'''

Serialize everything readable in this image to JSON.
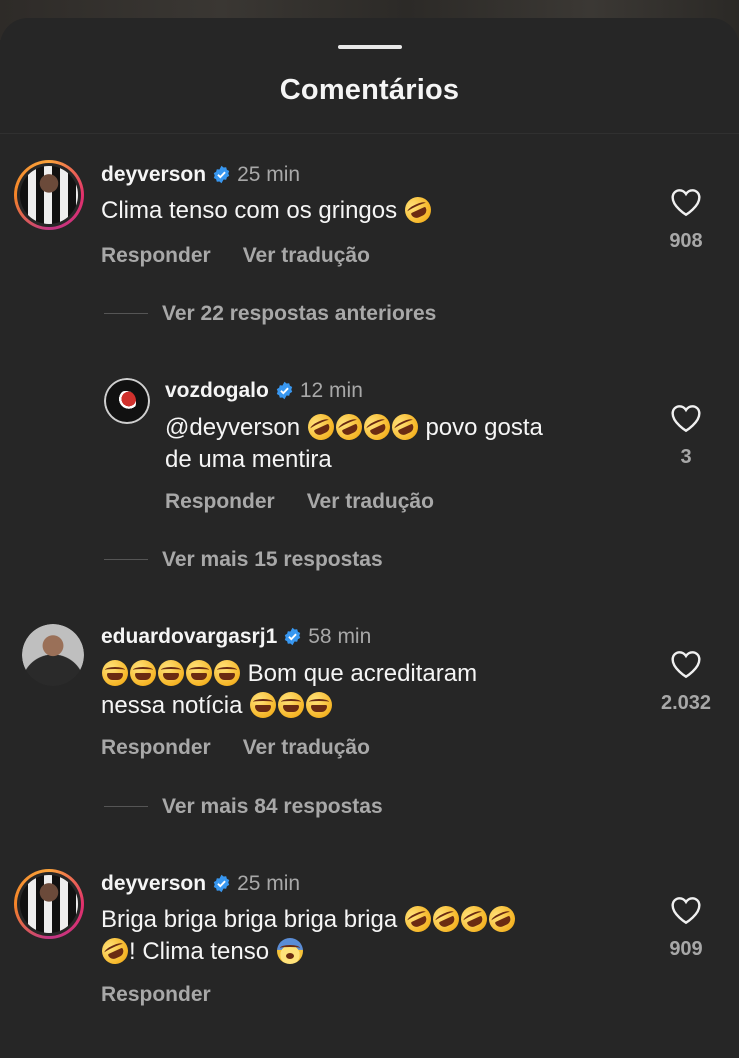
{
  "sheet": {
    "title": "Comentários"
  },
  "comments": [
    {
      "username": "deyverson",
      "time": "25 min",
      "text": "Clima tenso com os gringos",
      "like_count": "908",
      "reply_label": "Responder",
      "translate_label": "Ver tradução",
      "view_previous_replies": "Ver 22 respostas anteriores"
    },
    {
      "username": "vozdogalo",
      "time": "12 min",
      "text_line1": "@deyverson",
      "text_line1_tail": "povo gosta",
      "text_line2": "de uma mentira",
      "like_count": "3",
      "reply_label": "Responder",
      "translate_label": "Ver tradução",
      "view_more_replies": "Ver mais 15 respostas"
    },
    {
      "username": "eduardovargasrj1",
      "time": "58 min",
      "text_line1": "Bom que acreditaram",
      "text_line2": "nessa notícia",
      "like_count": "2.032",
      "reply_label": "Responder",
      "translate_label": "Ver tradução",
      "view_more_replies": "Ver mais 84 respostas"
    },
    {
      "username": "deyverson",
      "time": "25 min",
      "text_line1": "Briga briga briga briga briga",
      "text_line2": "! Clima tenso",
      "like_count": "909",
      "reply_label": "Responder"
    }
  ],
  "icons": {
    "heart": "heart-outline-icon",
    "verified": "verified-badge-icon"
  },
  "colors": {
    "background": "#262626",
    "text_primary": "#f5f5f5",
    "text_secondary": "#a8a8a8",
    "verified_blue": "#3897f0"
  }
}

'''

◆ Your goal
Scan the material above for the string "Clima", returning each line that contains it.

◆ Reply
      "text": "Clima tenso com os gringos",
      "text_line2": "! Clima tenso",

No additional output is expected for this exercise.